## Assignment
In the entries, find all lines that hold the word "active" and copy them.

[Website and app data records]
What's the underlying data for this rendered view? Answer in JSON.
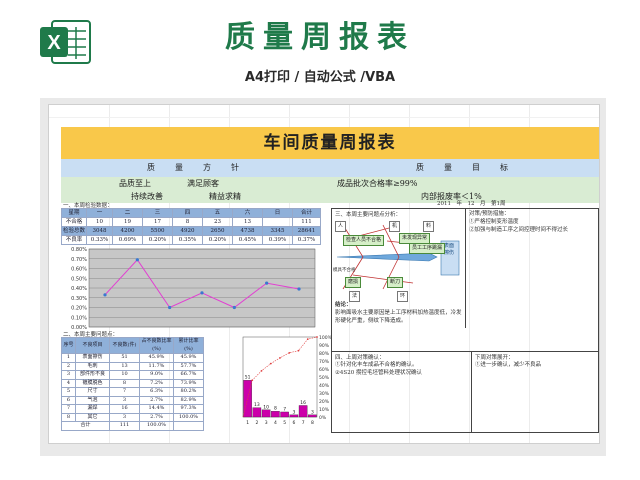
{
  "header": {
    "title": "质量周报表",
    "subtitle": "A4打印 / 自动公式 /VBA"
  },
  "sheet": {
    "title": "车间质量周报表",
    "policy_head": "质　量　方　针",
    "goal_head": "质　量　目　标",
    "policy_lines": [
      "品质至上",
      "满足顾客",
      "持续改善",
      "精益求精"
    ],
    "goal_lines": [
      "成品批次合格率≥99%",
      "内部报废率＜1%"
    ],
    "date_line": "2011　年　12　月　第1周",
    "sec1": {
      "label": "一、本周检验数据：",
      "rows": [
        [
          "星期",
          "一",
          "二",
          "三",
          "四",
          "五",
          "六",
          "日",
          "合计"
        ],
        [
          "不合格",
          "10",
          "19",
          "17",
          "8",
          "23",
          "13",
          "111"
        ],
        [
          "检验总数",
          "3048",
          "4200",
          "5500",
          "4920",
          "2650",
          "4738",
          "3345",
          "28641"
        ],
        [
          "不良率",
          "0.33%",
          "0.69%",
          "0.20%",
          "0.35%",
          "0.20%",
          "0.45%",
          "0.39%",
          "0.37%"
        ]
      ],
      "y_ticks": [
        "0.80%",
        "0.70%",
        "0.60%",
        "0.50%",
        "0.40%",
        "0.30%",
        "0.20%",
        "0.10%",
        "0.00%"
      ]
    },
    "sec2": {
      "label": "二、本周主要问题点：",
      "headers": [
        "序号",
        "不良项目",
        "不良数(件)",
        "占不良数比率(%)",
        "累计比率(%)"
      ],
      "rows": [
        [
          "1",
          "表面擦伤",
          "51",
          "45.9%",
          "45.9%"
        ],
        [
          "2",
          "毛刺",
          "13",
          "11.7%",
          "57.7%"
        ],
        [
          "3",
          "部件形不良",
          "10",
          "9.0%",
          "66.7%"
        ],
        [
          "4",
          "镀膜脱色",
          "8",
          "7.2%",
          "73.9%"
        ],
        [
          "5",
          "尺寸",
          "7",
          "6.3%",
          "80.2%"
        ],
        [
          "6",
          "气泡",
          "3",
          "2.7%",
          "82.9%"
        ],
        [
          "7",
          "漏焊",
          "16",
          "14.4%",
          "97.3%"
        ],
        [
          "8",
          "其它",
          "3",
          "2.7%",
          "100.0%"
        ]
      ],
      "total": [
        "合计",
        "111",
        "100.0%"
      ],
      "pct_ticks": [
        "100%",
        "90%",
        "80%",
        "70%",
        "60%",
        "50%",
        "40%",
        "30%",
        "20%",
        "10%",
        "0%"
      ]
    },
    "sec3": {
      "label": "三、本周主要问题点分析：",
      "chips": [
        "人",
        "机",
        "料",
        "未经检验过滤",
        "检查人员不合格",
        "员工工序跳漏",
        "未发现异常",
        "模具不合格",
        "磨损",
        "断刀",
        "来料不良",
        "毛刺",
        "法",
        "环"
      ],
      "fish_head": "表面擦伤",
      "conclusion_head": "结论：",
      "conclusion": "影响面吸水主要原因是上工序材料加热温度低，冷发形硬化严重，侧纹下降造成。",
      "measure_head": "对策/预防措施：",
      "measures": [
        "①严格控制变形温度",
        "②加强与制造工序之间控理时间不得过长"
      ]
    },
    "sec4": {
      "label": "四、上周对策确认：",
      "items": [
        "①针对化丰车成品不合格的确认。",
        "②4S20 攒控毛坯管料处理状况确认"
      ]
    },
    "sec5": {
      "label": "下周对策展开：",
      "items": [
        "①进一步确认，减少不良品"
      ]
    }
  },
  "chart_data": [
    {
      "type": "line",
      "title": "",
      "categories": [
        "一",
        "二",
        "三",
        "四",
        "五",
        "六",
        "日"
      ],
      "series": [
        {
          "values": [
            0.33,
            0.69,
            0.2,
            0.35,
            0.2,
            0.45,
            0.39
          ]
        }
      ],
      "ylim": [
        0,
        0.8
      ],
      "ylabel": "",
      "grid": true
    },
    {
      "type": "bar",
      "categories": [
        "1",
        "2",
        "3",
        "4",
        "5",
        "6",
        "7",
        "8"
      ],
      "values": [
        51,
        13,
        10,
        8,
        7,
        3,
        16,
        3
      ],
      "cumulative_pct": [
        45.9,
        57.7,
        66.7,
        73.9,
        80.2,
        82.9,
        97.3,
        100.0
      ],
      "ylim": [
        0,
        111
      ]
    }
  ],
  "colors": {
    "brand_green": "#1f7a4a",
    "title_band": "#f9c84a",
    "head_blue": "#c9def3",
    "head_green": "#d9ecd3",
    "line": "#e23fd2",
    "bar": "#cc00aa"
  },
  "icons": {
    "logo": "excel-logo-icon"
  }
}
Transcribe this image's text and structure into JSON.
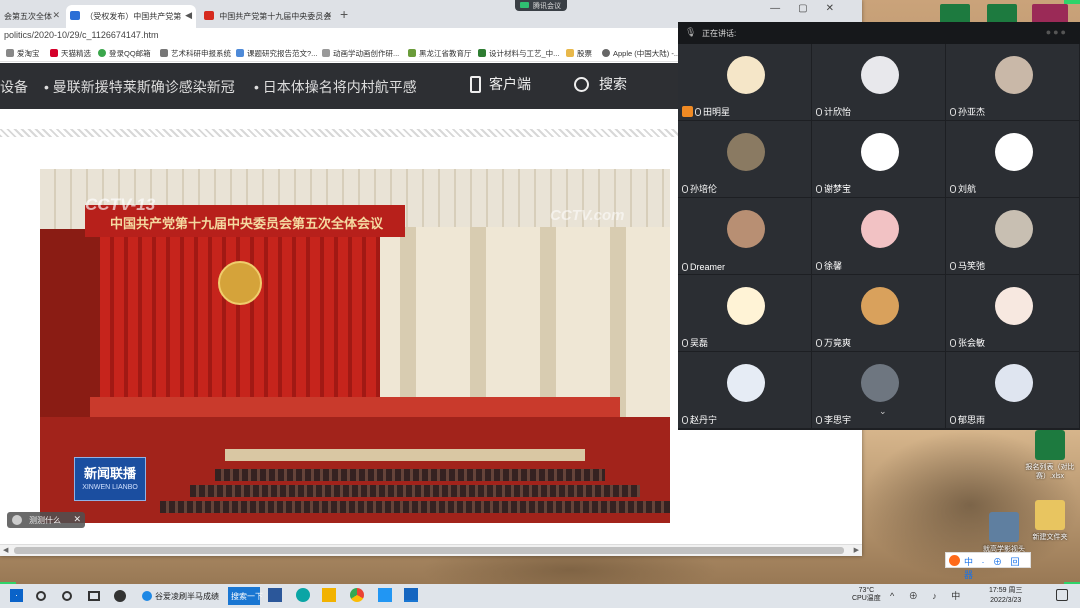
{
  "browser": {
    "tabs": [
      {
        "label": "会第五次全体",
        "active": false
      },
      {
        "label": "（受权发布）中国共产党第",
        "active": true
      },
      {
        "label": "中国共产党第十九届中央委员会",
        "active": false
      }
    ],
    "new_tab": "+",
    "url": "politics/2020-10/29/c_1126674147.htm",
    "bookmarks": [
      "爱淘宝",
      "天猫精选",
      "登录QQ邮箱",
      "艺术科研申报系统",
      "课题研究报告范文?...",
      "动画学动画创作研...",
      "黑龙江省教育厅",
      "设计材料与工艺_中...",
      "股票",
      "Apple (中国大陆) -..."
    ]
  },
  "news_page": {
    "nav_items": [
      "设备",
      "• 曼联新援特莱斯确诊感染新冠",
      "• 日本体操名将内村航平感"
    ],
    "client_label": "客户端",
    "search_label": "搜索",
    "video": {
      "banner_text": "中国共产党第十九届中央委员会第五次全体会议",
      "logo_left": "CCTV-13",
      "logo_right": "CCTV.com",
      "program_zh": "新闻联播",
      "program_en": "XINWEN LIANBO"
    },
    "float_tip": "测测什么"
  },
  "meeting_pill": "腾讯会议",
  "meeting": {
    "speaking_label": "正在讲话:",
    "participants": [
      {
        "name": "田明星",
        "host": true,
        "color": "#f5e6c8"
      },
      {
        "name": "计欣怡",
        "host": false,
        "color": "#e8e8ec"
      },
      {
        "name": "孙亚杰",
        "host": false,
        "color": "#c9b8a8"
      },
      {
        "name": "孙培伦",
        "host": false,
        "color": "#8a7a62"
      },
      {
        "name": "谢梦宝",
        "host": false,
        "color": "#ffffff"
      },
      {
        "name": "刘航",
        "host": false,
        "color": "#ffffff"
      },
      {
        "name": "Dreamer",
        "host": false,
        "color": "#b88f73"
      },
      {
        "name": "徐馨",
        "host": false,
        "color": "#f2c2c4"
      },
      {
        "name": "马笑弛",
        "host": false,
        "color": "#c8bfb2"
      },
      {
        "name": "吴磊",
        "host": false,
        "color": "#fff3d6"
      },
      {
        "name": "万竟爽",
        "host": false,
        "color": "#d9a15c"
      },
      {
        "name": "张会敏",
        "host": false,
        "color": "#f7e8e0"
      },
      {
        "name": "赵丹宁",
        "host": false,
        "color": "#e6ecf5"
      },
      {
        "name": "李思宇",
        "host": false,
        "color": "#6e7680"
      },
      {
        "name": "郁思雨",
        "host": false,
        "color": "#dfe5f0"
      }
    ]
  },
  "desktop": {
    "icons": [
      {
        "label": "报名列表（对比赛）.xlsx",
        "color": "#1d7a3f"
      },
      {
        "label": "就高学影视头",
        "color": "#5f7fa0"
      },
      {
        "label": "新建文件夹",
        "color": "#e8c560"
      }
    ],
    "ime": "中 · ⊕ 回 器"
  },
  "taskbar": {
    "browser_task": "谷爱凌刷半马成绩",
    "search_btn": "搜索一下",
    "weather_temp": "73°C",
    "weather_label": "CPU温度",
    "tray": "^ ⊕ ♪ 中",
    "time": "17:59 周三",
    "date": "2022/3/23"
  }
}
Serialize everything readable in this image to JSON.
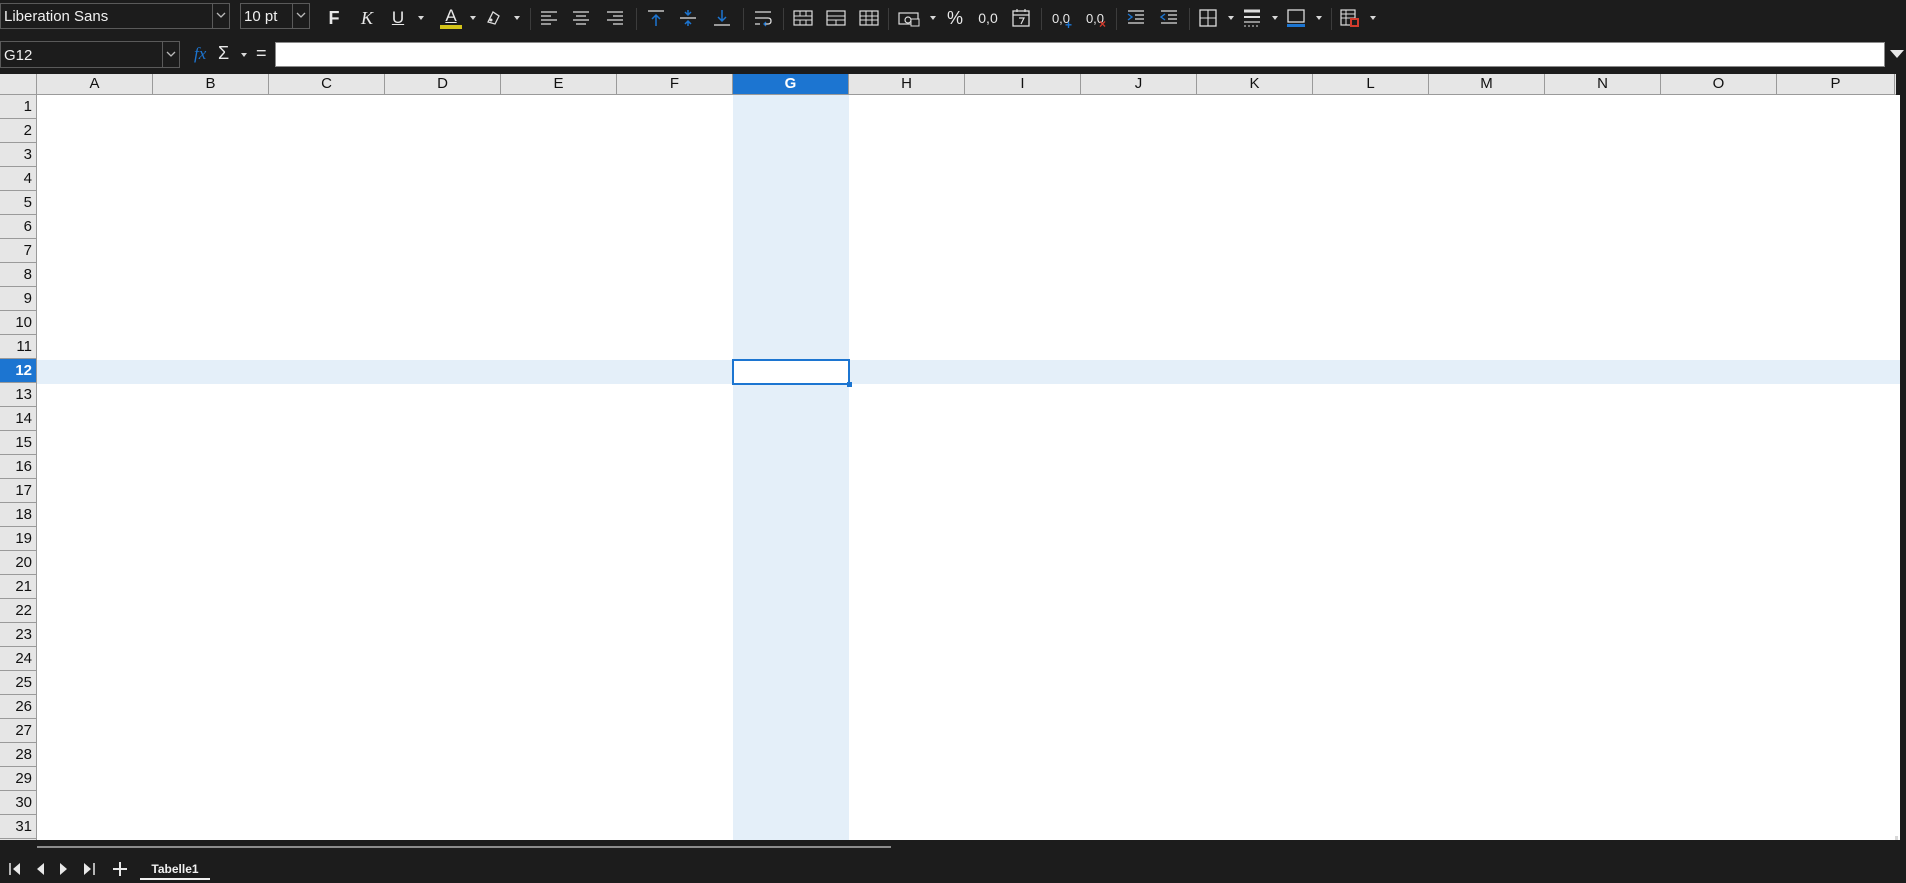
{
  "toolbar": {
    "font_name": "Liberation Sans",
    "font_size": "10 pt",
    "bold_label": "F",
    "italic_label": "K",
    "underline_label": "U",
    "font_color_label": "A",
    "percent_label": "%",
    "decimal_label": "0,0",
    "add_decimal_label": "0,0",
    "delete_decimal_label": "0,0",
    "accent_yellow": "#d4c41a",
    "accent_blue": "#1c75d1",
    "accent_red": "#d23b2c"
  },
  "formula_bar": {
    "name_box": "G12",
    "function_label": "fx",
    "sum_label": "Σ",
    "equals_label": "=",
    "formula_value": ""
  },
  "grid": {
    "columns": [
      "A",
      "B",
      "C",
      "D",
      "E",
      "F",
      "G",
      "H",
      "I",
      "J",
      "K",
      "L",
      "M",
      "N",
      "O",
      "P"
    ],
    "rows": [
      "1",
      "2",
      "3",
      "4",
      "5",
      "6",
      "7",
      "8",
      "9",
      "10",
      "11",
      "12",
      "13",
      "14",
      "15",
      "16",
      "17",
      "18",
      "19",
      "20",
      "21",
      "22",
      "23",
      "24",
      "25",
      "26",
      "27",
      "28",
      "29",
      "30",
      "31"
    ],
    "selected_column": "G",
    "selected_row": "12",
    "selection_color": "#1c75d1",
    "highlight_color": "#e4eff9"
  },
  "sheets": {
    "tabs": [
      "Tabelle1"
    ],
    "active": "Tabelle1"
  }
}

## Response below
        "active": false
        "active": true
        "active": false
    "active": "Tabelle1"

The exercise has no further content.